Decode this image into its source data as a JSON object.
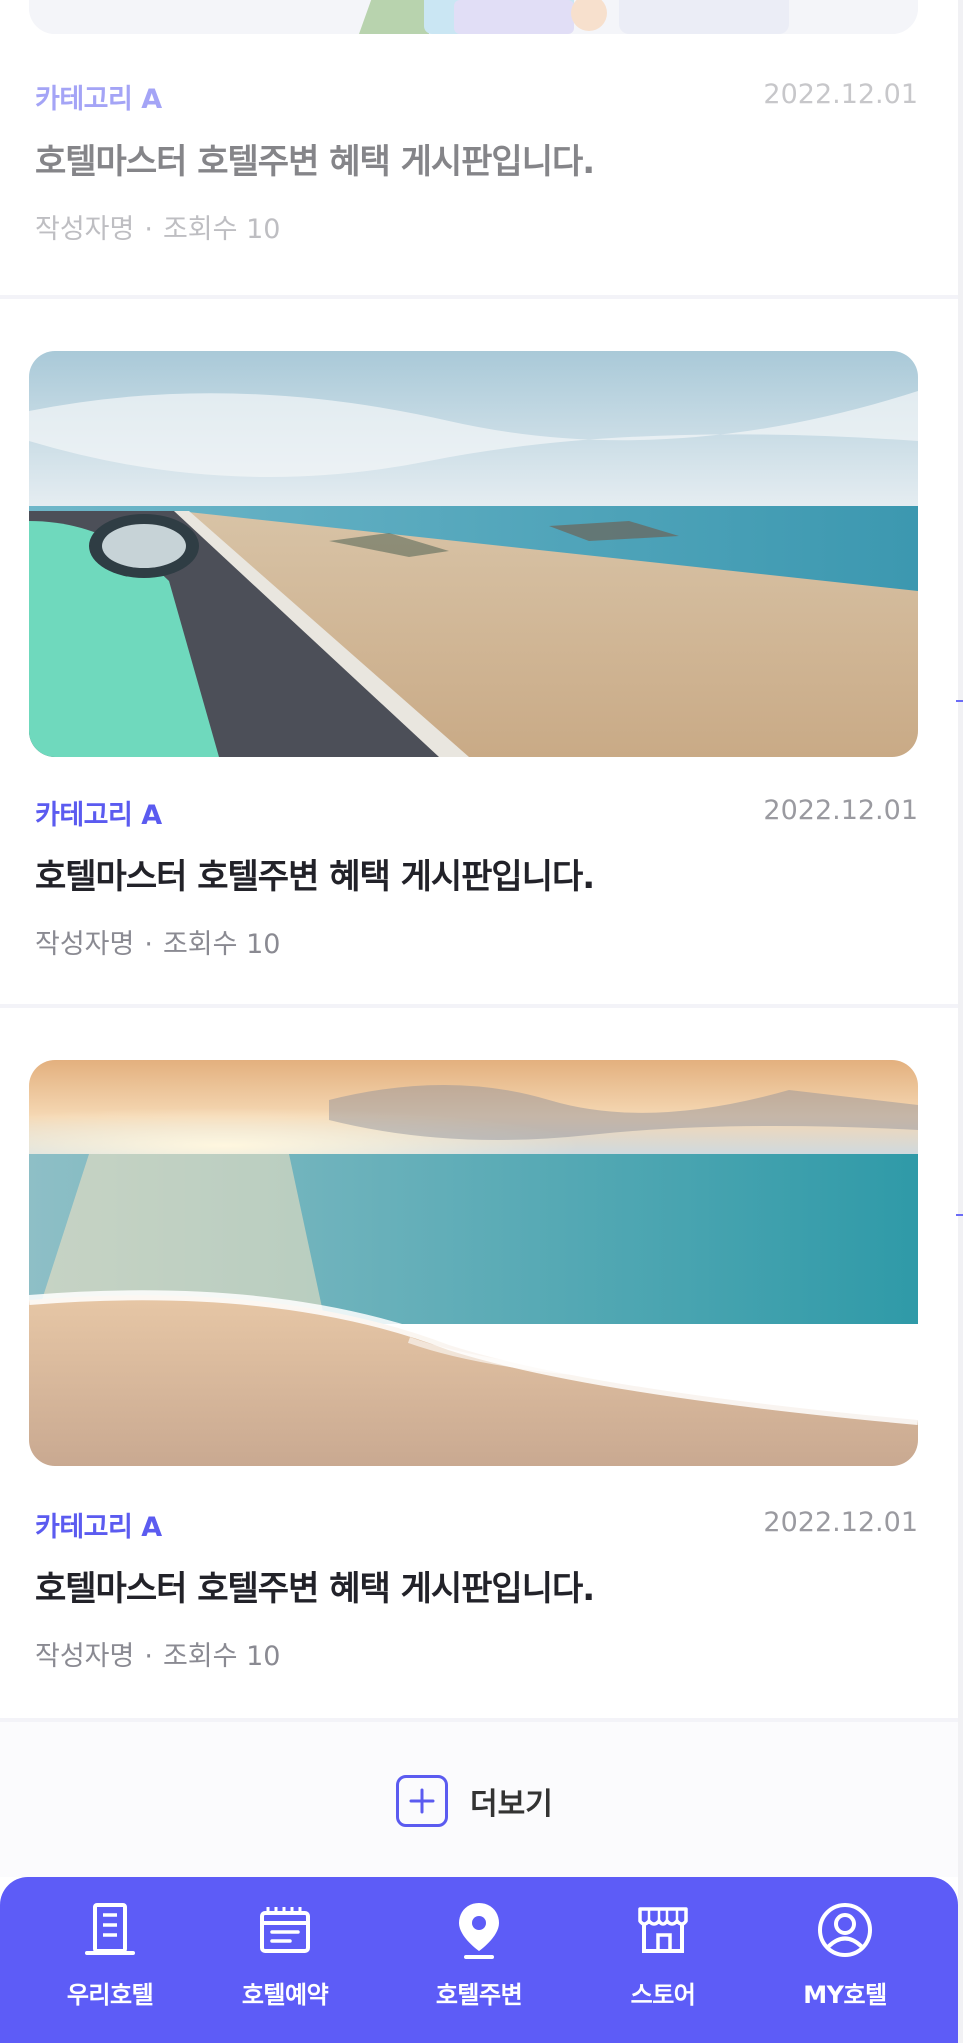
{
  "posts": [
    {
      "category": "카테고리 A",
      "date": "2022.12.01",
      "title": "호텔마스터 호텔주변 혜택 게시판입니다.",
      "author": "작성자명",
      "dot": "·",
      "views": "조회수 10",
      "image": "illustration-image"
    },
    {
      "category": "카테고리 A",
      "date": "2022.12.01",
      "title": "호텔마스터 호텔주변 혜택 게시판입니다.",
      "author": "작성자명",
      "dot": "·",
      "views": "조회수 10",
      "image": "coastal-road-image"
    },
    {
      "category": "카테고리 A",
      "date": "2022.12.01",
      "title": "호텔마스터 호텔주변 혜택 게시판입니다.",
      "author": "작성자명",
      "dot": "·",
      "views": "조회수 10",
      "image": "sunset-beach-image"
    }
  ],
  "more": {
    "label": "더보기",
    "icon": "plus-icon"
  },
  "tabbar": {
    "items": [
      {
        "label": "우리호텔",
        "icon": "building-icon"
      },
      {
        "label": "호텔예약",
        "icon": "calendar-icon"
      },
      {
        "label": "호텔주변",
        "icon": "location-pin-icon"
      },
      {
        "label": "스토어",
        "icon": "store-icon"
      },
      {
        "label": "MY호텔",
        "icon": "user-icon"
      }
    ]
  },
  "colors": {
    "accent": "#5d5cf7",
    "category": "#5b5bf0",
    "background": "#ffffff"
  }
}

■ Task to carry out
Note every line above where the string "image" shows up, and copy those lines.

■ Solution for this exercise
Decode this image into its source data as a JSON object.
      "image": "illustration-image"
      "image": "coastal-road-image"
      "image": "sunset-beach-image"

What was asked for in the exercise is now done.